Task goal: Which lines of the records contain the word "doorsteps"? Show each of them.

Recorded data:
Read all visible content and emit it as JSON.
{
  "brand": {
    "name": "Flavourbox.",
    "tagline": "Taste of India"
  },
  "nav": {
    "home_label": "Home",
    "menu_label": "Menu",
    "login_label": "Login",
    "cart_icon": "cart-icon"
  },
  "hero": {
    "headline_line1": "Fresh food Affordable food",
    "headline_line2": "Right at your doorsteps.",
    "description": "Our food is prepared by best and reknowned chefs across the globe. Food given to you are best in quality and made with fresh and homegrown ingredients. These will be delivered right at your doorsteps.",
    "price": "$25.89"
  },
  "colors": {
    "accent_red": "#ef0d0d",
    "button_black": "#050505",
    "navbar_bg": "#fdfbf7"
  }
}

Final answer:
    "headline_line2": "Right at your doorsteps.",
    "description": "Our food is prepared by best and reknowned chefs across the globe. Food given to you are best in quality and made with fresh and homegrown ingredients. These will be delivered right at your doorsteps.",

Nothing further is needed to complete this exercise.